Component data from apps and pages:
---*---

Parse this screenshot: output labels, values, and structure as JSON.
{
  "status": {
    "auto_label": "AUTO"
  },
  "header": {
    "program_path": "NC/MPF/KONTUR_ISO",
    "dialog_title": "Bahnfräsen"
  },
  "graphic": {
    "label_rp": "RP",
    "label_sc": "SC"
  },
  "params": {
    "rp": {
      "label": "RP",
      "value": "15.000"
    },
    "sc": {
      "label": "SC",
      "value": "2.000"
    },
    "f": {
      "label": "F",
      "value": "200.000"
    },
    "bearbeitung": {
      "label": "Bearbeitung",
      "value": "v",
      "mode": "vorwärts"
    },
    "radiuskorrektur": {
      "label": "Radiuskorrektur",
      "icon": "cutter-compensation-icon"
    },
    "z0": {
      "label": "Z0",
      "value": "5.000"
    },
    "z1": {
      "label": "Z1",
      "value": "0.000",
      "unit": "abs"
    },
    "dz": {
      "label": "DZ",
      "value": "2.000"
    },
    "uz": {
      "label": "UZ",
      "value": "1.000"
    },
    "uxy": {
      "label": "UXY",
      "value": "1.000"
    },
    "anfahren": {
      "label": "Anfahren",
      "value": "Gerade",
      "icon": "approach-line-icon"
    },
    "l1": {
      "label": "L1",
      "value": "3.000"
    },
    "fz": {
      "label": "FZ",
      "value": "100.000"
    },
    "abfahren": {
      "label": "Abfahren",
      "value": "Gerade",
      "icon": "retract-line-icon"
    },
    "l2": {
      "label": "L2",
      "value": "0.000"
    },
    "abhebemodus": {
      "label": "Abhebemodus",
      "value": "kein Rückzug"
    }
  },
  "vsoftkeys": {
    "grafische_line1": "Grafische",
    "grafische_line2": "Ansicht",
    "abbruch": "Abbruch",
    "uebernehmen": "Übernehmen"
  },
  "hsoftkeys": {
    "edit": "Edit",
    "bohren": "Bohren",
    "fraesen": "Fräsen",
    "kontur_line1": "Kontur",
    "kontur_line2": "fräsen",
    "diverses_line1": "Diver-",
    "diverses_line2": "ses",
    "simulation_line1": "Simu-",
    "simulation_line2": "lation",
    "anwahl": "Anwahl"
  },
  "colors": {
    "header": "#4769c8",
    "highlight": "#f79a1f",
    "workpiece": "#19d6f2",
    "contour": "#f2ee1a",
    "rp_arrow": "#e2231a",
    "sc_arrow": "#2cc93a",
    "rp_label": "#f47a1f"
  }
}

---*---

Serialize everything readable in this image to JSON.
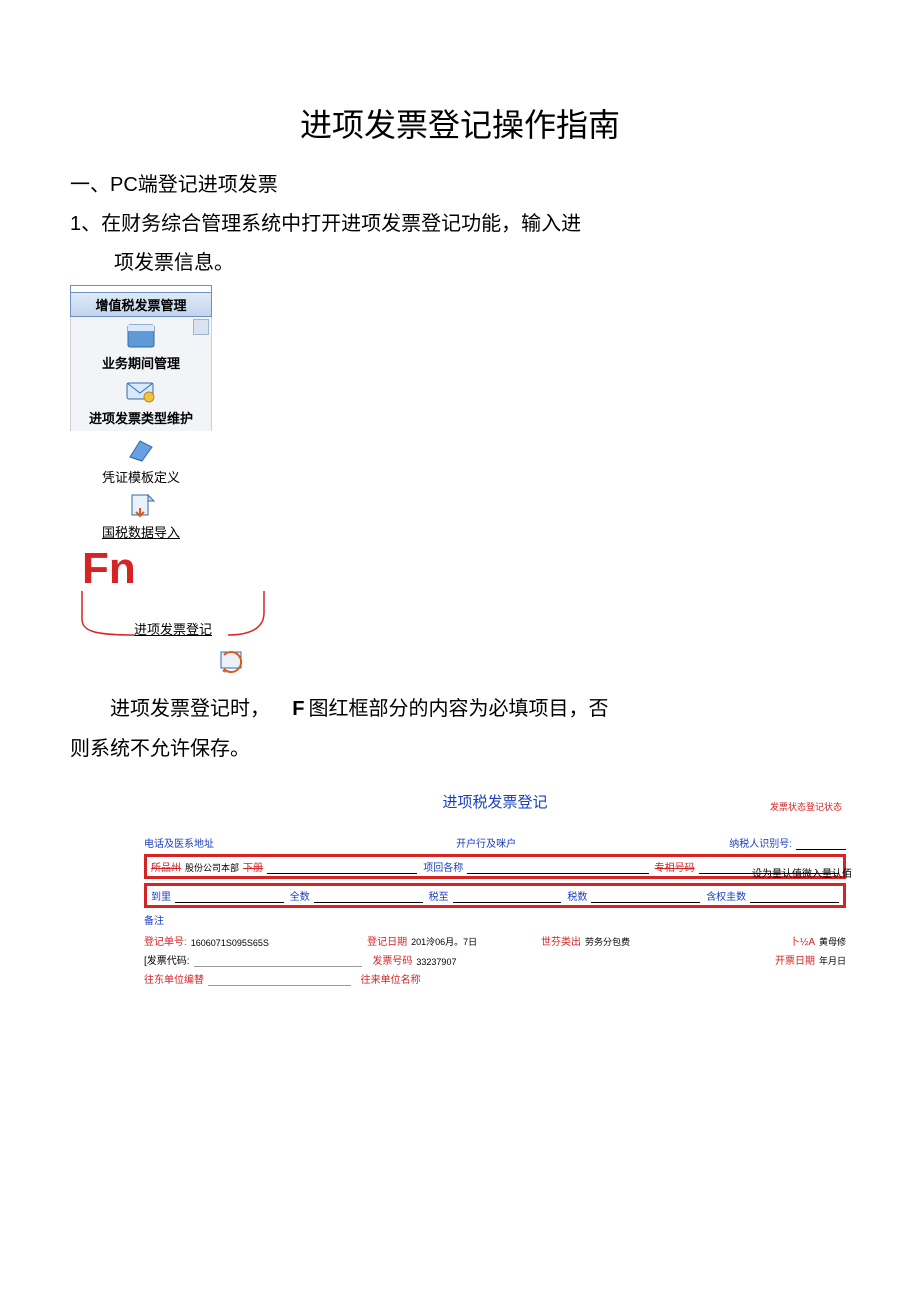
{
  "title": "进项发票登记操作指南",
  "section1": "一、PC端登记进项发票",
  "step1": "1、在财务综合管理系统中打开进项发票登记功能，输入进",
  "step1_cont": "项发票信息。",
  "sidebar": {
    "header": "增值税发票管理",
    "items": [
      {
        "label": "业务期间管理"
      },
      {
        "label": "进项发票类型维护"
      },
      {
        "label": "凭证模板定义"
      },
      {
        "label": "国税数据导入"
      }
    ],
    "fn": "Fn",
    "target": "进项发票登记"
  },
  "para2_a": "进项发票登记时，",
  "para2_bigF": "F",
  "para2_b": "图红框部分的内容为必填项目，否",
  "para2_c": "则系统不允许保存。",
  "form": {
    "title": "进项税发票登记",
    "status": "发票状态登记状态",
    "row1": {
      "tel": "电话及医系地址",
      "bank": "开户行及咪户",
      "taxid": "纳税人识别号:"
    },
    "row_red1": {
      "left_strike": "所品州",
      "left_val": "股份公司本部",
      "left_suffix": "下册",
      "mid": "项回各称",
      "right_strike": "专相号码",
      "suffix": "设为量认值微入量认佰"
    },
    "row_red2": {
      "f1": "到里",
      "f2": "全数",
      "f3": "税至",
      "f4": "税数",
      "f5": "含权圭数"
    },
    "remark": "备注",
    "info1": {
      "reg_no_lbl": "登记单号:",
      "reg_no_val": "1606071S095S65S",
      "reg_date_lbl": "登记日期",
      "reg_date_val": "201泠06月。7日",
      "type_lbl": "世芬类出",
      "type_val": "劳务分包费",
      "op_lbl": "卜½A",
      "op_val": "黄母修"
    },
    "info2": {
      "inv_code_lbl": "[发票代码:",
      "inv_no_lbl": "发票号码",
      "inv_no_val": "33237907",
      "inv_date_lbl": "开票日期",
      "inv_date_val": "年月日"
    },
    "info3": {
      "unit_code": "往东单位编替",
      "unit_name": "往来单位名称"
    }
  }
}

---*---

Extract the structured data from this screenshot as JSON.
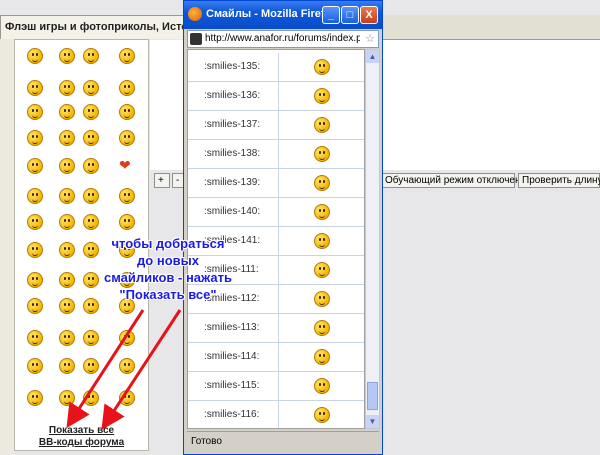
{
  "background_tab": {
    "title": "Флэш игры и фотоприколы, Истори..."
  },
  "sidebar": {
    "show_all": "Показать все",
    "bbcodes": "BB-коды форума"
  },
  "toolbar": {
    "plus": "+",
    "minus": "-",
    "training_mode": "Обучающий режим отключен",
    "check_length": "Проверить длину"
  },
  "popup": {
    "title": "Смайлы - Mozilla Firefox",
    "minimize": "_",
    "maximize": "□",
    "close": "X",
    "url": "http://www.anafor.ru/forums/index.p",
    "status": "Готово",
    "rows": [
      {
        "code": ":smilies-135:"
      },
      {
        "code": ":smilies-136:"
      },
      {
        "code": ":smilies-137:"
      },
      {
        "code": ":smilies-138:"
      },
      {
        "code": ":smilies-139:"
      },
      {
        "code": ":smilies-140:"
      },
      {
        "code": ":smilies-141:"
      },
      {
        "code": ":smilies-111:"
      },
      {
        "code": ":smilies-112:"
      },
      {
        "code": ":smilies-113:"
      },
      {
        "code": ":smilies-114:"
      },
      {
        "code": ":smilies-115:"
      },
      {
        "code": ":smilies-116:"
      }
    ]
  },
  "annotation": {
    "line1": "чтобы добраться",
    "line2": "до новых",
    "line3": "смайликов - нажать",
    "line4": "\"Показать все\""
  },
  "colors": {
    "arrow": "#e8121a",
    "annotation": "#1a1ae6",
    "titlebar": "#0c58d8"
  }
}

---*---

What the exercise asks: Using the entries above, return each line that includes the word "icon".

Finished task:
      "icon": "cutter-compensation-icon"
      "icon": "approach-line-icon"
      "icon": "retract-line-icon"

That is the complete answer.